---------- Materials provided ----------
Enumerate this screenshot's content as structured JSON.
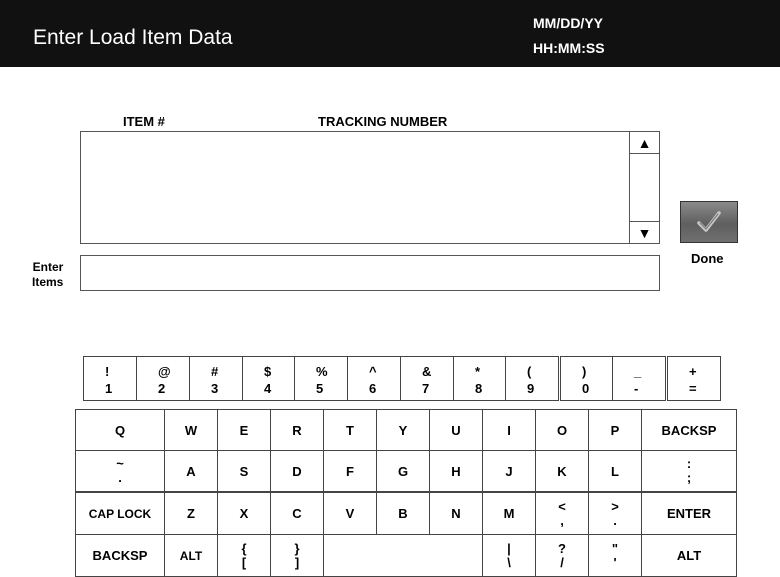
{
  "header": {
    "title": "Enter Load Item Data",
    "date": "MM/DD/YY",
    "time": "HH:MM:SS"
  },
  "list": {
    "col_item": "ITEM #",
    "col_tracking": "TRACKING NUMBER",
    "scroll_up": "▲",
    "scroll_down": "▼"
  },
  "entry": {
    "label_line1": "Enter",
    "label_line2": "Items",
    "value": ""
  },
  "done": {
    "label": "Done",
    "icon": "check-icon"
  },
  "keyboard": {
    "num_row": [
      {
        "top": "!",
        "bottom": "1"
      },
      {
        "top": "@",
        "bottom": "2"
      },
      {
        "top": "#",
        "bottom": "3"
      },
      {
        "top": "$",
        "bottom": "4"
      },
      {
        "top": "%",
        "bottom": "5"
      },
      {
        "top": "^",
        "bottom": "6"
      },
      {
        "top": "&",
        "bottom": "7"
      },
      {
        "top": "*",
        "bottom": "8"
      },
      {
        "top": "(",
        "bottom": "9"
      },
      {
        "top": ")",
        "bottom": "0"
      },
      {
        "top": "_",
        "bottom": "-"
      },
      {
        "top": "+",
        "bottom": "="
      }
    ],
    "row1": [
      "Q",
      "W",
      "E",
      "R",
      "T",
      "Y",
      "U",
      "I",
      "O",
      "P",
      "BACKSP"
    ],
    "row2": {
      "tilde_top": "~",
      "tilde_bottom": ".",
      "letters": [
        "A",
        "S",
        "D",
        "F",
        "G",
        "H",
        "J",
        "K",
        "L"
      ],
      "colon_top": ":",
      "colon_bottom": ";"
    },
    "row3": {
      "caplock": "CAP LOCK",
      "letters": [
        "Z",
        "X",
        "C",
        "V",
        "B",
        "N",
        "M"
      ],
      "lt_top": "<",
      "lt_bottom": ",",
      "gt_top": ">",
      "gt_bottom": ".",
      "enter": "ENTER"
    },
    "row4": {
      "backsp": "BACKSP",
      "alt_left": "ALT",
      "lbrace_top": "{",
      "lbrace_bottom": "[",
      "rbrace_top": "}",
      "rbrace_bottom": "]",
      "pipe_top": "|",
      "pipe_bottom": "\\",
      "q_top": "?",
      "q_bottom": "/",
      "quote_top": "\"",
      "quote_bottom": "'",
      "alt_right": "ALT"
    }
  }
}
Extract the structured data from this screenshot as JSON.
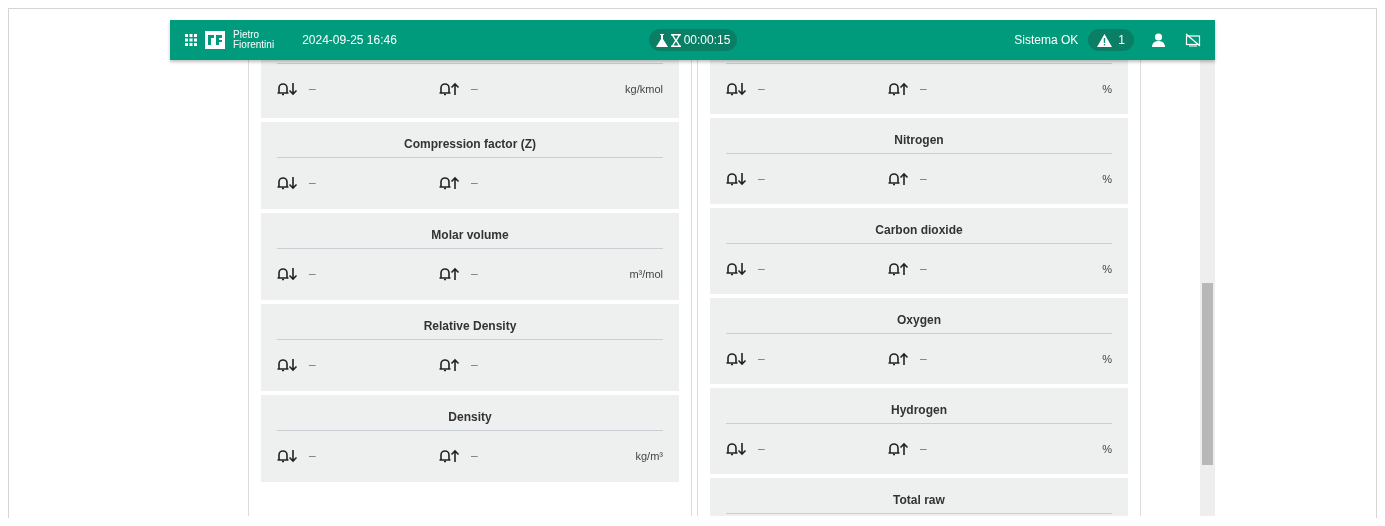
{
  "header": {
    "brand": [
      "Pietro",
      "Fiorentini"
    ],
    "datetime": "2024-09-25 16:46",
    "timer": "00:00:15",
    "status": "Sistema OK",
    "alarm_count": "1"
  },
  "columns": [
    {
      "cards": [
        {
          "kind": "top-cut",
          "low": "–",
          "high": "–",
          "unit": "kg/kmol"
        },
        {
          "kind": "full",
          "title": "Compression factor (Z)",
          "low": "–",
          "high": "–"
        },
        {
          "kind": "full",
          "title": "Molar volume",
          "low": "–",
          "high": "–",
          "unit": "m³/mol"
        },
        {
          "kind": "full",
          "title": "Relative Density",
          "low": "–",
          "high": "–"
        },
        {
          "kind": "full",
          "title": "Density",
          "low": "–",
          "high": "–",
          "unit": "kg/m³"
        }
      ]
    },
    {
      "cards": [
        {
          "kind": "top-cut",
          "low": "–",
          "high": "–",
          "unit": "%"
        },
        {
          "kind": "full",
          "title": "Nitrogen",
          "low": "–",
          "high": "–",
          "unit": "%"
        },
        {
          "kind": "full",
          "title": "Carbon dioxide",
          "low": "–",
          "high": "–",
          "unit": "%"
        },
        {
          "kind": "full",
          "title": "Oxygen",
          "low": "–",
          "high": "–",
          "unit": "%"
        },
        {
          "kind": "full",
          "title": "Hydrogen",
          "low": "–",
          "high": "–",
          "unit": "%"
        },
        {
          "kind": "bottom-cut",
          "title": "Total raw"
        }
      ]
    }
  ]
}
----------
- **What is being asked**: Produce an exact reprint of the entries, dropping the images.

- **Response**:
Enumerate this screenshot's content as structured JSON.
{
  "header": {
    "title": "Enter Load Item Data",
    "date": "MM/DD/YY",
    "time": "HH:MM:SS"
  },
  "list": {
    "col_item": "ITEM #",
    "col_tracking": "TRACKING NUMBER",
    "scroll_up": "▲",
    "scroll_down": "▼"
  },
  "entry": {
    "label_line1": "Enter",
    "label_line2": "Items",
    "value": ""
  },
  "done": {
    "label": "Done",
    "icon": "check-icon"
  },
  "keyboard": {
    "num_row": [
      {
        "top": "!",
        "bottom": "1"
      },
      {
        "top": "@",
        "bottom": "2"
      },
      {
        "top": "#",
        "bottom": "3"
      },
      {
        "top": "$",
        "bottom": "4"
      },
      {
        "top": "%",
        "bottom": "5"
      },
      {
        "top": "^",
        "bottom": "6"
      },
      {
        "top": "&",
        "bottom": "7"
      },
      {
        "top": "*",
        "bottom": "8"
      },
      {
        "top": "(",
        "bottom": "9"
      },
      {
        "top": ")",
        "bottom": "0"
      },
      {
        "top": "_",
        "bottom": "-"
      },
      {
        "top": "+",
        "bottom": "="
      }
    ],
    "row1": [
      "Q",
      "W",
      "E",
      "R",
      "T",
      "Y",
      "U",
      "I",
      "O",
      "P",
      "BACKSP"
    ],
    "row2": {
      "tilde_top": "~",
      "tilde_bottom": ".",
      "letters": [
        "A",
        "S",
        "D",
        "F",
        "G",
        "H",
        "J",
        "K",
        "L"
      ],
      "colon_top": ":",
      "colon_bottom": ";"
    },
    "row3": {
      "caplock": "CAP LOCK",
      "letters": [
        "Z",
        "X",
        "C",
        "V",
        "B",
        "N",
        "M"
      ],
      "lt_top": "<",
      "lt_bottom": ",",
      "gt_top": ">",
      "gt_bottom": ".",
      "enter": "ENTER"
    },
    "row4": {
      "backsp": "BACKSP",
      "alt_left": "ALT",
      "lbrace_top": "{",
      "lbrace_bottom": "[",
      "rbrace_top": "}",
      "rbrace_bottom": "]",
      "pipe_top": "|",
      "pipe_bottom": "\\",
      "q_top": "?",
      "q_bottom": "/",
      "quote_top": "\"",
      "quote_bottom": "'",
      "alt_right": "ALT"
    }
  }
}
Extract the structured data from this screenshot as JSON.
{
  "header": {
    "brand": [
      "Pietro",
      "Fiorentini"
    ],
    "datetime": "2024-09-25 16:46",
    "timer": "00:00:15",
    "status": "Sistema OK",
    "alarm_count": "1"
  },
  "columns": [
    {
      "cards": [
        {
          "kind": "top-cut",
          "low": "–",
          "high": "–",
          "unit": "kg/kmol"
        },
        {
          "kind": "full",
          "title": "Compression factor (Z)",
          "low": "–",
          "high": "–"
        },
        {
          "kind": "full",
          "title": "Molar volume",
          "low": "–",
          "high": "–",
          "unit": "m³/mol"
        },
        {
          "kind": "full",
          "title": "Relative Density",
          "low": "–",
          "high": "–"
        },
        {
          "kind": "full",
          "title": "Density",
          "low": "–",
          "high": "–",
          "unit": "kg/m³"
        }
      ]
    },
    {
      "cards": [
        {
          "kind": "top-cut",
          "low": "–",
          "high": "–",
          "unit": "%"
        },
        {
          "kind": "full",
          "title": "Nitrogen",
          "low": "–",
          "high": "–",
          "unit": "%"
        },
        {
          "kind": "full",
          "title": "Carbon dioxide",
          "low": "–",
          "high": "–",
          "unit": "%"
        },
        {
          "kind": "full",
          "title": "Oxygen",
          "low": "–",
          "high": "–",
          "unit": "%"
        },
        {
          "kind": "full",
          "title": "Hydrogen",
          "low": "–",
          "high": "–",
          "unit": "%"
        },
        {
          "kind": "bottom-cut",
          "title": "Total raw"
        }
      ]
    }
  ]
}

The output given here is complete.